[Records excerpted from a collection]

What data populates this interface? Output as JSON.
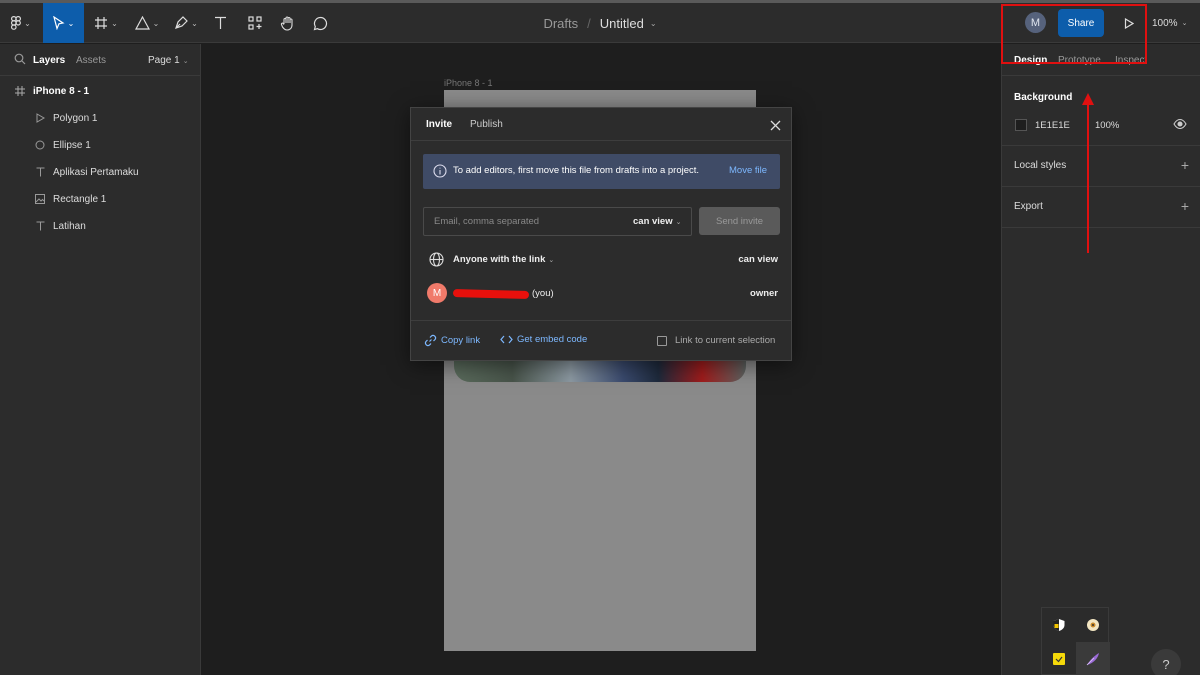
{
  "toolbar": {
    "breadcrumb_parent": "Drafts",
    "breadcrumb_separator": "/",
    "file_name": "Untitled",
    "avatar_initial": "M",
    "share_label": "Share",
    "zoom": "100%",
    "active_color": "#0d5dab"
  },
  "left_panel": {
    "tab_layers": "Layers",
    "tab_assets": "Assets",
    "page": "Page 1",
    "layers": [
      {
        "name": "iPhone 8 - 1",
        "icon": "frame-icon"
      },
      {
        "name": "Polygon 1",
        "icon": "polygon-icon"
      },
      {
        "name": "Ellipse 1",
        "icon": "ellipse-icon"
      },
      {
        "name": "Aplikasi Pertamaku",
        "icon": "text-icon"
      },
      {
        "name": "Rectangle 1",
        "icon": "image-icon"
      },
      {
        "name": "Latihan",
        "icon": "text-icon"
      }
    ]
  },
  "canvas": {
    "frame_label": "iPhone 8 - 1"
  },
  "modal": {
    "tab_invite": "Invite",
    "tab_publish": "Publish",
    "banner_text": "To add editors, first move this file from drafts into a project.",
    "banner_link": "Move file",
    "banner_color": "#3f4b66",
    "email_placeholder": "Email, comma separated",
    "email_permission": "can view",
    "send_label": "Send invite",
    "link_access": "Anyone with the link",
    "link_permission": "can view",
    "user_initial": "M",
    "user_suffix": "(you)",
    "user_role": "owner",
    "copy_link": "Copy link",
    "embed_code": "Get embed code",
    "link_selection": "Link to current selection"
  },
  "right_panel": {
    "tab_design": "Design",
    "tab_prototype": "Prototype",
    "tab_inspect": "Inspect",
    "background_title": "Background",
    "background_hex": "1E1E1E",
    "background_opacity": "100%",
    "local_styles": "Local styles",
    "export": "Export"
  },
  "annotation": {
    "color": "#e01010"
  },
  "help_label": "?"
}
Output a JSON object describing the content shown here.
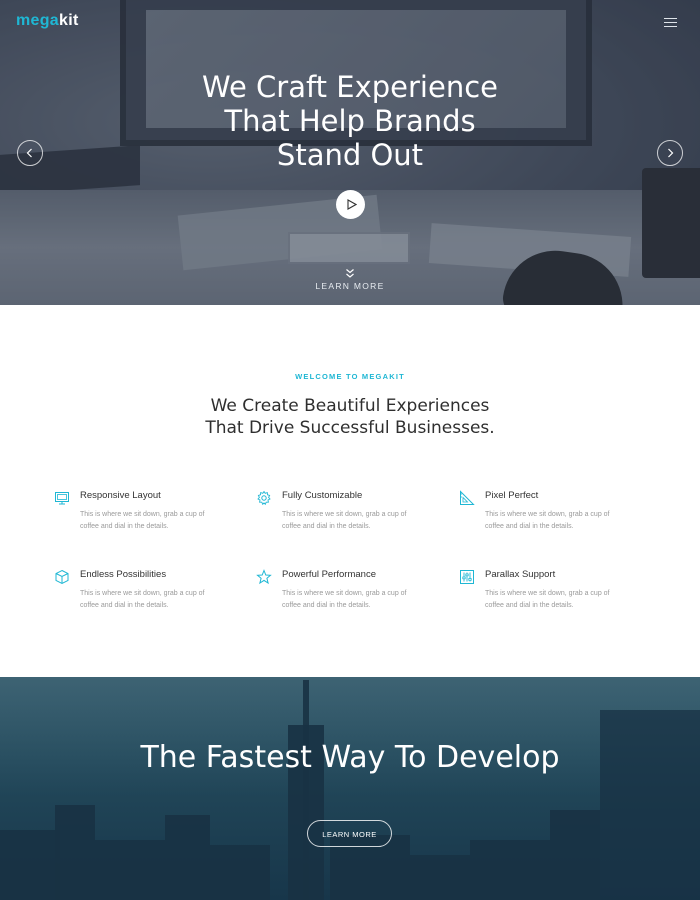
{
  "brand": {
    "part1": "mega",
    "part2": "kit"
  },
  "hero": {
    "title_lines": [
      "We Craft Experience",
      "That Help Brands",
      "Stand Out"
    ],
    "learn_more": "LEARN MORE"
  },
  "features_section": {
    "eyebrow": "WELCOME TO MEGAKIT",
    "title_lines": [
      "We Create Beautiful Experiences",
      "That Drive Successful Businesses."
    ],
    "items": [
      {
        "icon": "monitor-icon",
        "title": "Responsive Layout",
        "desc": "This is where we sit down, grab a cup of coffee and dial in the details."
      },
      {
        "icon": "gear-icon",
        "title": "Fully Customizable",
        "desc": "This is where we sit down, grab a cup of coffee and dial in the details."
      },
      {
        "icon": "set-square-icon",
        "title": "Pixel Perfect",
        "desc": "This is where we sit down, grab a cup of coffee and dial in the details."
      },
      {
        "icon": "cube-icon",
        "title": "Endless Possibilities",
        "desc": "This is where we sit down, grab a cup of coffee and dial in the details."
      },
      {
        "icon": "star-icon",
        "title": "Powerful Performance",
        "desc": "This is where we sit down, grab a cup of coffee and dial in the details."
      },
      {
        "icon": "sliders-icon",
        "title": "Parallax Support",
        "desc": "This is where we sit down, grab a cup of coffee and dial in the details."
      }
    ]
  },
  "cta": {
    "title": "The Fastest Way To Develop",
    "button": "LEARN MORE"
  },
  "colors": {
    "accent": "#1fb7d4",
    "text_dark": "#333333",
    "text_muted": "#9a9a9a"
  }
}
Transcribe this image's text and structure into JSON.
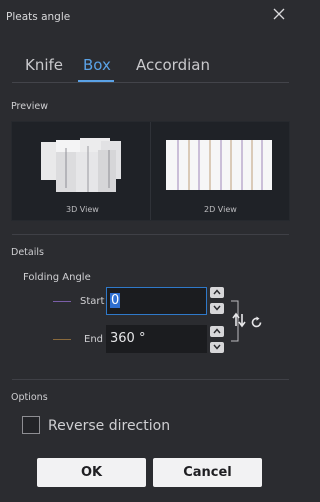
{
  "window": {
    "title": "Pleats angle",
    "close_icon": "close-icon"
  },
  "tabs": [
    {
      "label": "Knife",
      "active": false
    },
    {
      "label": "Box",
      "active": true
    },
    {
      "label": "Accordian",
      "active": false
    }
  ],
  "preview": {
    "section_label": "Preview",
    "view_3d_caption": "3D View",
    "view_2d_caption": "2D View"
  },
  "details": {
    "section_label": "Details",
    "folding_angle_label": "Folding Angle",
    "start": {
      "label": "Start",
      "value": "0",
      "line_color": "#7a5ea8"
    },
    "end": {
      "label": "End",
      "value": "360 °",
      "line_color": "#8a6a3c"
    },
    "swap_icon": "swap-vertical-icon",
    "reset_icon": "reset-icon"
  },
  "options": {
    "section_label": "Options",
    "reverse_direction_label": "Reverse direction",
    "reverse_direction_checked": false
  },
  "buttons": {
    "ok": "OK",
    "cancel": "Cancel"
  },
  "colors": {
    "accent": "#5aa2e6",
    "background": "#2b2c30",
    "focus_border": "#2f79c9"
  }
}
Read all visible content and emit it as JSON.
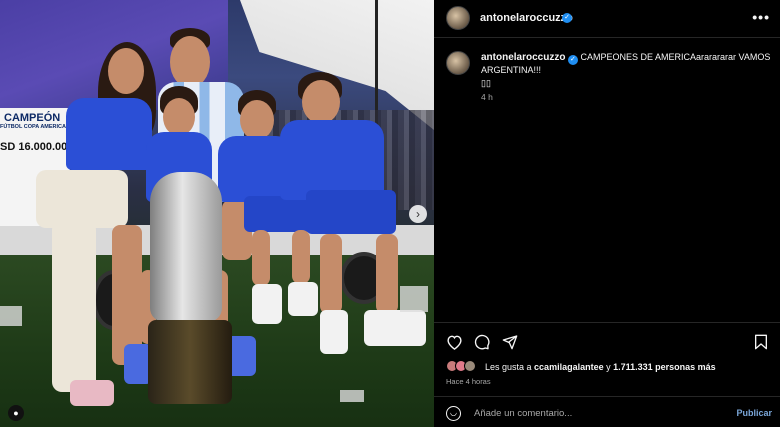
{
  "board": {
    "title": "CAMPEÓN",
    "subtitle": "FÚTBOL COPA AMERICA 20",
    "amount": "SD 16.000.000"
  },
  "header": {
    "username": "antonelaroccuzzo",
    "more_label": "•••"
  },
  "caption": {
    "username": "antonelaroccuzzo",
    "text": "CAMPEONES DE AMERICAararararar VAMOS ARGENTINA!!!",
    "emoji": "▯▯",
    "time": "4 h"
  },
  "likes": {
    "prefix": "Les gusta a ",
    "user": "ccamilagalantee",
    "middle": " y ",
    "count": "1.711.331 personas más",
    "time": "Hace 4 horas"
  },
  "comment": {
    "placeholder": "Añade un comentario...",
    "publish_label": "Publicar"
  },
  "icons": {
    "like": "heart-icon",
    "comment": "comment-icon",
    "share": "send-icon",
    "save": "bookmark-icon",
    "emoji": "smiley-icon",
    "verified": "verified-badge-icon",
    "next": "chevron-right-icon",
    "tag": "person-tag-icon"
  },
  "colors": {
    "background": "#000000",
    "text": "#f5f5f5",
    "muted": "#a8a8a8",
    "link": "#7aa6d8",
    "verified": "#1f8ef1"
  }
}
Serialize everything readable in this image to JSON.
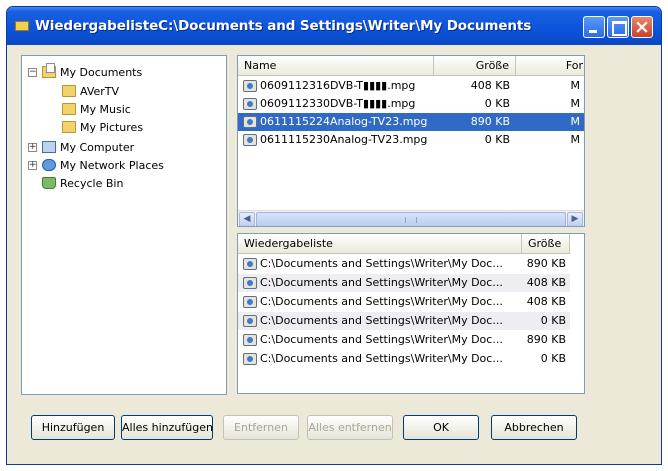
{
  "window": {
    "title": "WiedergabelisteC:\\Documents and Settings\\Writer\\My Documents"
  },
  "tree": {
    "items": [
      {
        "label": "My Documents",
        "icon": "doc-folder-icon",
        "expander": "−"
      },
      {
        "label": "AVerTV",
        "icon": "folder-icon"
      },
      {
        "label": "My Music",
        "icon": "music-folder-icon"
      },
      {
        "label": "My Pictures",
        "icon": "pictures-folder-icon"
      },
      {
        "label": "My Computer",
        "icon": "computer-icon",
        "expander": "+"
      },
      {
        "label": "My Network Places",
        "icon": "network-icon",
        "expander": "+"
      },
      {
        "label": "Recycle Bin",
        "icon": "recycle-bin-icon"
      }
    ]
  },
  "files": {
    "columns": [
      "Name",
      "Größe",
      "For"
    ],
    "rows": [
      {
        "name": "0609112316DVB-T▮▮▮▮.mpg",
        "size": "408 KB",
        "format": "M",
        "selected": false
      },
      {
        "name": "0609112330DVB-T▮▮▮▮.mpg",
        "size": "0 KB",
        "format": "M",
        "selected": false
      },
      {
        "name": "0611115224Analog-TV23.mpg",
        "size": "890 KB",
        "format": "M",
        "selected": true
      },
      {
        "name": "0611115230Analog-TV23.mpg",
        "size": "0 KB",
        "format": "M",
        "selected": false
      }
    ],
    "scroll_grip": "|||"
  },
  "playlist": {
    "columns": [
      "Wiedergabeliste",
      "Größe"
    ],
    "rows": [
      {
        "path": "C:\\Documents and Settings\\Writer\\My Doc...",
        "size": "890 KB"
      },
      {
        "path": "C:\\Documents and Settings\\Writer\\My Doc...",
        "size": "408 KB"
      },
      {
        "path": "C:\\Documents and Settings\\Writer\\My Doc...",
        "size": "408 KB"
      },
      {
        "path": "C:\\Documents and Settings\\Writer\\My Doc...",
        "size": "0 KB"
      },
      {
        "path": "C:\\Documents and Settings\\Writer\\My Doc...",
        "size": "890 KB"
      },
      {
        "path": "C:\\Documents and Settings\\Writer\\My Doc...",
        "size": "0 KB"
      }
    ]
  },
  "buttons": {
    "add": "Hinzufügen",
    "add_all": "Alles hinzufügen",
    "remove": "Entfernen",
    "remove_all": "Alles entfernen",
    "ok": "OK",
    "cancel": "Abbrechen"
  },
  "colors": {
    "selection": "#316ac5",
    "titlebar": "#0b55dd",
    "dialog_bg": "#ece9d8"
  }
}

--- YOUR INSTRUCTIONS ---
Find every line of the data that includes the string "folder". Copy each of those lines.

--- RESPONSE TO THE TASK ---
        "icon": "doc-folder-icon",
        "icon": "folder-icon"
        "icon": "music-folder-icon"
        "icon": "pictures-folder-icon"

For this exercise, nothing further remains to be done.